The publicly traded company has inked a deal with Minneapolis-based Pushpin, a company whose platform can automatically pick out property parcel information from aerial imagery, noting attributes such as how many stories or what type of roofing a home has as well as whether there have been any changes to the parcel.
“Pushpin is one of the only companies applying cutting-edge deep learning techniques to aerial imagery to automatically extract features and identify changes,” said Mikhail Palatnik, CoreLogic’s executive of product management, in a press release.
“Going forward, we expect machine learning to be critical to creating and maintaining accurate property records, which our customers rely on.”
CoreLogic has a database of 147 million properties in the U.S. and provides estimated property values based on parcel attributes to government assessors and insurance companies.
Right now, human analysts at CoreLogic do the “tedious” work of manually assigning attributes to properties, according to the release.

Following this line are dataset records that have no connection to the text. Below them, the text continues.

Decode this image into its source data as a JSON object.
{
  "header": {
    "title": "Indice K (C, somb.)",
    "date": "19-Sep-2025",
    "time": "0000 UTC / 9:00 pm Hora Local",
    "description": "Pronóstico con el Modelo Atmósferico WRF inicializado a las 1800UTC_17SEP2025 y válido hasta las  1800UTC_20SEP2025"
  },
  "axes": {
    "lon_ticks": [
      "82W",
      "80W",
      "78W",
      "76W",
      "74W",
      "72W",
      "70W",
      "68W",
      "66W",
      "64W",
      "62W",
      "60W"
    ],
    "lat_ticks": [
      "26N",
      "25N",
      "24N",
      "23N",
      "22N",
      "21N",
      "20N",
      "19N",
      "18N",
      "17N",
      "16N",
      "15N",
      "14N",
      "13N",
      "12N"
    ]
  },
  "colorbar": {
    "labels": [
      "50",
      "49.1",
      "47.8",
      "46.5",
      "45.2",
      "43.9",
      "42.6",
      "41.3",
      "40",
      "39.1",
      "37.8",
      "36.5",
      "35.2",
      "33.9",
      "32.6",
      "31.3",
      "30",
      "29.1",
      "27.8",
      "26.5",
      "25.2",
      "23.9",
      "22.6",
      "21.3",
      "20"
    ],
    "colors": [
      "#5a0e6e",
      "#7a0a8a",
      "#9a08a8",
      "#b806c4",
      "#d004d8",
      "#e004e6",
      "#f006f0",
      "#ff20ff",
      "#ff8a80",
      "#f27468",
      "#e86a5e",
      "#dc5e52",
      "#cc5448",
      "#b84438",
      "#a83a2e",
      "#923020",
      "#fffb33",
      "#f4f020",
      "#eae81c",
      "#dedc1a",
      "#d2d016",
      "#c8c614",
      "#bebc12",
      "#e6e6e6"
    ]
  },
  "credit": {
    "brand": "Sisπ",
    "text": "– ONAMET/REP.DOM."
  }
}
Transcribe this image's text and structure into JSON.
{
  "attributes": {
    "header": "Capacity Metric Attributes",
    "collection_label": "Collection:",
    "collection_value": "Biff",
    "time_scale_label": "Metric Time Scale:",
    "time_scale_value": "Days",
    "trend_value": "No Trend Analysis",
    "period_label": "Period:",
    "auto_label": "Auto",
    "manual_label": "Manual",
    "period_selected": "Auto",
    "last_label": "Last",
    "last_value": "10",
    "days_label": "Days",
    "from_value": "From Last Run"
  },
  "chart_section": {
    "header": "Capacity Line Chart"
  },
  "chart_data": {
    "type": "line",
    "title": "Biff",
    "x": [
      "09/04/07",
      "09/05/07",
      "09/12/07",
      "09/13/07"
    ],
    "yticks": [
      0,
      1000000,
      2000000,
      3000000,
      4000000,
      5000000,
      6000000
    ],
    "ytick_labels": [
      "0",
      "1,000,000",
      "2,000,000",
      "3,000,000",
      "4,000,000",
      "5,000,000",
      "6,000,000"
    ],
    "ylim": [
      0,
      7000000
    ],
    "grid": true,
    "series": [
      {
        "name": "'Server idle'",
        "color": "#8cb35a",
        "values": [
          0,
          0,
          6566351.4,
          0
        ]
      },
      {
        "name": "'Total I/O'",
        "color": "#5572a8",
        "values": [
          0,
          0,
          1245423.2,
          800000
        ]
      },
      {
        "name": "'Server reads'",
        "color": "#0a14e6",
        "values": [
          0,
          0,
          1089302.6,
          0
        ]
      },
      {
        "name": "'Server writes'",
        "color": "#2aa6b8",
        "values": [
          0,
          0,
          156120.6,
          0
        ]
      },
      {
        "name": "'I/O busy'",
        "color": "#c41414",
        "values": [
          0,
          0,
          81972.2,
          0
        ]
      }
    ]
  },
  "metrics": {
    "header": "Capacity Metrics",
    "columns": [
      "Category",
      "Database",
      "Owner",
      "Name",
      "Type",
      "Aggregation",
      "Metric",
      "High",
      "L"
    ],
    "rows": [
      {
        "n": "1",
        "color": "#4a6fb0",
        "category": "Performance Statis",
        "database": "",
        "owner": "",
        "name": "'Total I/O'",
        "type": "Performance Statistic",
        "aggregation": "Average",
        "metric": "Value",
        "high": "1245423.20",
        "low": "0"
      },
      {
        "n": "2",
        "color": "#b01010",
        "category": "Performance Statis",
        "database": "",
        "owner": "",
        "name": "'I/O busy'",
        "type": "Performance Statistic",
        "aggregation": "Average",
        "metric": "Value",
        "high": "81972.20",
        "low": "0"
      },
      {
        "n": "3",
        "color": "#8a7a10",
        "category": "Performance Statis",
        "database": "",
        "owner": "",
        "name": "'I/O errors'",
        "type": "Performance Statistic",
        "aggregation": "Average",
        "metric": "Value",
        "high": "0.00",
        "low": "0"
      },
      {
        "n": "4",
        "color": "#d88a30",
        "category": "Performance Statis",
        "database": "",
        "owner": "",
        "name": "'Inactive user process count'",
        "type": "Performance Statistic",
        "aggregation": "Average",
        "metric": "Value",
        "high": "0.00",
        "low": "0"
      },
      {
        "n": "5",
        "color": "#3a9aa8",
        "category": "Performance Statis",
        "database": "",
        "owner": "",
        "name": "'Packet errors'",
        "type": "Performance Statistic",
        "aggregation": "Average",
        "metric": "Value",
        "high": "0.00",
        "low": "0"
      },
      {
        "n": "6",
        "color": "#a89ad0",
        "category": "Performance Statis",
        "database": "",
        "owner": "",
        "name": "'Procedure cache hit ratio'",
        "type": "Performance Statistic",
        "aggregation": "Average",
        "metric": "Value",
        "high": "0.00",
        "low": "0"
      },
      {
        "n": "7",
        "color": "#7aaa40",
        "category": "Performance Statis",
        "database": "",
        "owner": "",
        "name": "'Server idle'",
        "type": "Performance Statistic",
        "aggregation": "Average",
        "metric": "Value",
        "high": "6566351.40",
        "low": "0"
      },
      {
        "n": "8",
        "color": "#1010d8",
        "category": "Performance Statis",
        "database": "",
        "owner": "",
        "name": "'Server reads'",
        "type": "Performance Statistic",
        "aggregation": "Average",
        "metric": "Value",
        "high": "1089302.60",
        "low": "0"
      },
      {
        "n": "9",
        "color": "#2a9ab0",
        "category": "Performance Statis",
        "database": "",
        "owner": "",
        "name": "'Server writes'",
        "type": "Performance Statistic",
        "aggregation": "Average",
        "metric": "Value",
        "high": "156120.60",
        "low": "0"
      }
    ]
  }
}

“Leveraging machine learning will enable CoreLogic to dramatically reduce costs and increase update frequency for its database,” Pushpin said.
In an email, CoreLogic spokesperson Alyson Austin said it was “too soon” to know how the deal would affect cost reductions and update frequency, but that “[t]here are no plans to let any staff go at this juncture as a result of this deal.”
“CoreLogic expects reduced costs and the ability to update its property database more frequently, but doesn’t know which costs will be reduced or how much or how often it will be able to update its database,” she said.
She said she did not know how often the database was currently updated.
CoreLogic’s valuation technology includes homes price indexes, automated valuation models (AVMs) and software for appraisal vendor management, appraisal management companies and mortgage lenders and servicers.
CoreLogic has boosted its valuation tech in recent years through acquisitions and last month announced its intent to “accelerate” the transformation of its appraisal management company operations “through the greater use of data-driven analytics, automation of workflows and enhanced utilization of its dedicated staff appraisers.”
Asked when the partnership with Pushpin will go live, which specific CoreLogic products would be affected, what exactly will improve for CoreLogic customers and for further examples of the type of information Pushpin will be extracting for CoreLogic, CoreLogic declined to comment, deferring those questions to Pushpin.
Pushpin’s founder and president, Randy Milbert, did not respond to multiple requests for comment.
According to Pushpin’s release, the aerial imagery it uses is collected by Australian company Nearmap and Pushpin counts Maricopa County, Arizona; Lee County, Florida; and Hillsborough County, Florida as customers, among others.
CoreLogic is not the only company taking advantage of advances in machine learning to boost home valuations. Last month, Clear Capital unveiled a new AVM that draws upon machine learning to calculate what is says are unusually accurate home value estimates to help mortgage lenders with tasks including pre-valuation, portfolio valuation, home equity situations and underwriting.